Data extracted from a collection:
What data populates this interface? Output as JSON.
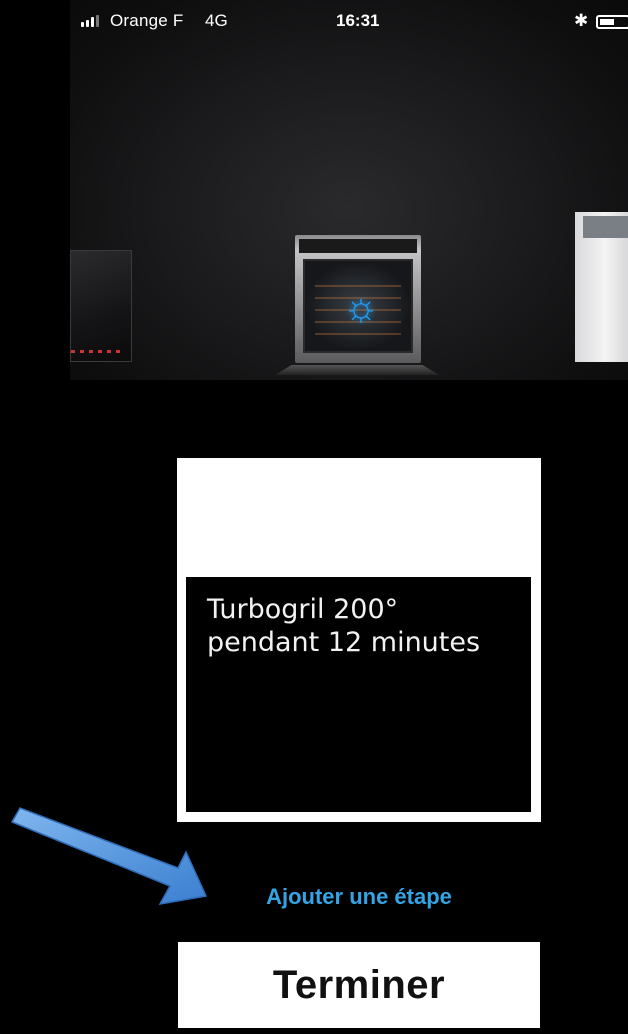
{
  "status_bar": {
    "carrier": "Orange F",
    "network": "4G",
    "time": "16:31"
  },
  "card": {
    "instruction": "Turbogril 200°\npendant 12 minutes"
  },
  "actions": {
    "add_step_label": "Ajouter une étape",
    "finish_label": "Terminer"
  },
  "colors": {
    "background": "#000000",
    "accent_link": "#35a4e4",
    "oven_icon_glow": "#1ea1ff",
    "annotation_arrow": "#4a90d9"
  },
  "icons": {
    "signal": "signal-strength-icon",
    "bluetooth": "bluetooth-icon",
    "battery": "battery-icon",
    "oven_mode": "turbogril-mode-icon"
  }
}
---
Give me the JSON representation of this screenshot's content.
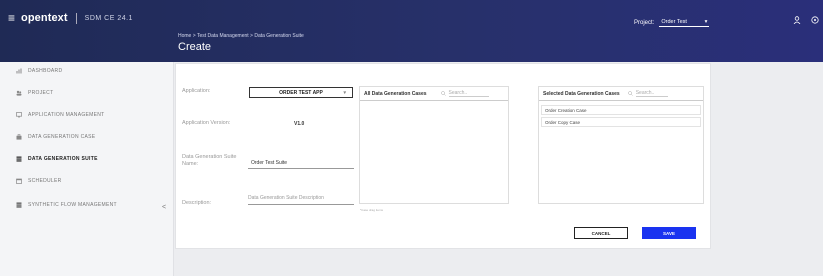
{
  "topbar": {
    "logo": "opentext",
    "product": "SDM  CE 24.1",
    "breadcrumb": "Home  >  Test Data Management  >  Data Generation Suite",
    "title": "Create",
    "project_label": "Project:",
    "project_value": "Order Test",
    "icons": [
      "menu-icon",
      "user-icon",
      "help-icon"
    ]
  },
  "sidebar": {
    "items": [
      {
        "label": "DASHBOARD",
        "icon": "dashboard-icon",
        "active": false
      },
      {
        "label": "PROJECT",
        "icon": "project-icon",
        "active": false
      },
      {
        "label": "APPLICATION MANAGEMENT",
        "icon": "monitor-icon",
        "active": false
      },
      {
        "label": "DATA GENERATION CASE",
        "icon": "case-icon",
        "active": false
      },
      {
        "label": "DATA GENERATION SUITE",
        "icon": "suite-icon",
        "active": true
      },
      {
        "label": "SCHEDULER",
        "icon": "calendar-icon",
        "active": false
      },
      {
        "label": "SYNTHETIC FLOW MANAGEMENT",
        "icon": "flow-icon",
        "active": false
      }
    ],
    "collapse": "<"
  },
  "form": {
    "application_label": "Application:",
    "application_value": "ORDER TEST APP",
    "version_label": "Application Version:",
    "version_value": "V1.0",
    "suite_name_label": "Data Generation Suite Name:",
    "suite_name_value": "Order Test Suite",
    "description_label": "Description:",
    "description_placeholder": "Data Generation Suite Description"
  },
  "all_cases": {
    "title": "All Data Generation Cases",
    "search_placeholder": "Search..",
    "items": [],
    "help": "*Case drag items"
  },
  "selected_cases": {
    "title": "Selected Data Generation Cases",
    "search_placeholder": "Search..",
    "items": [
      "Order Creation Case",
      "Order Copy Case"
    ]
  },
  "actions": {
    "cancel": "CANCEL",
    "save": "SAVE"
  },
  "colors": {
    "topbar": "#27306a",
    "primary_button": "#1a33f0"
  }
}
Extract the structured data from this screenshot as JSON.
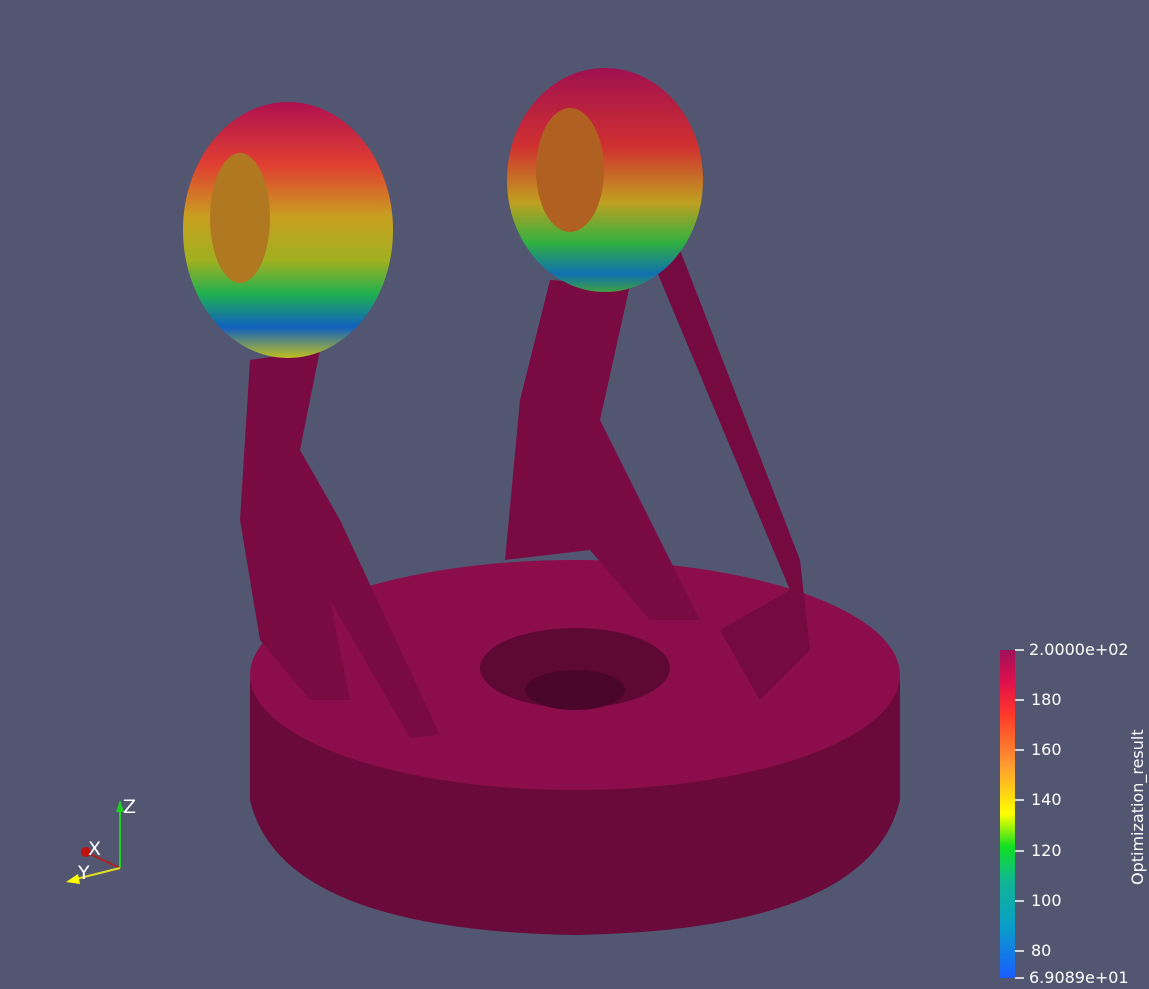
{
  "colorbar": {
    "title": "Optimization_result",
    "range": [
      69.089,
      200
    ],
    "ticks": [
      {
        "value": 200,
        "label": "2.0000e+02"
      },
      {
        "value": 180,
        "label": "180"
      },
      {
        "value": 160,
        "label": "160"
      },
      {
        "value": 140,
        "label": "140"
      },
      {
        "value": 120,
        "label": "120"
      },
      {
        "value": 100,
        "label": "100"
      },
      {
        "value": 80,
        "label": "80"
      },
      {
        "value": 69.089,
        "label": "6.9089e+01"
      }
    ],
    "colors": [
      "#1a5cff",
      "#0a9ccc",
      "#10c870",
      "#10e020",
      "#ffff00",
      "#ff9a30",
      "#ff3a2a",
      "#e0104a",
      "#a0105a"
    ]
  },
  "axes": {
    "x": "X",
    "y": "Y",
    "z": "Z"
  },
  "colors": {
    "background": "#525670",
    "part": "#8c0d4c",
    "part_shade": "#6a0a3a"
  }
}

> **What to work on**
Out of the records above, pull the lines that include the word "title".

> **Response**
    "title": "Create",
    "title": "All Data Generation Cases",
    "title": "Selected Data Generation Cases",
    "title": "Optimization_result",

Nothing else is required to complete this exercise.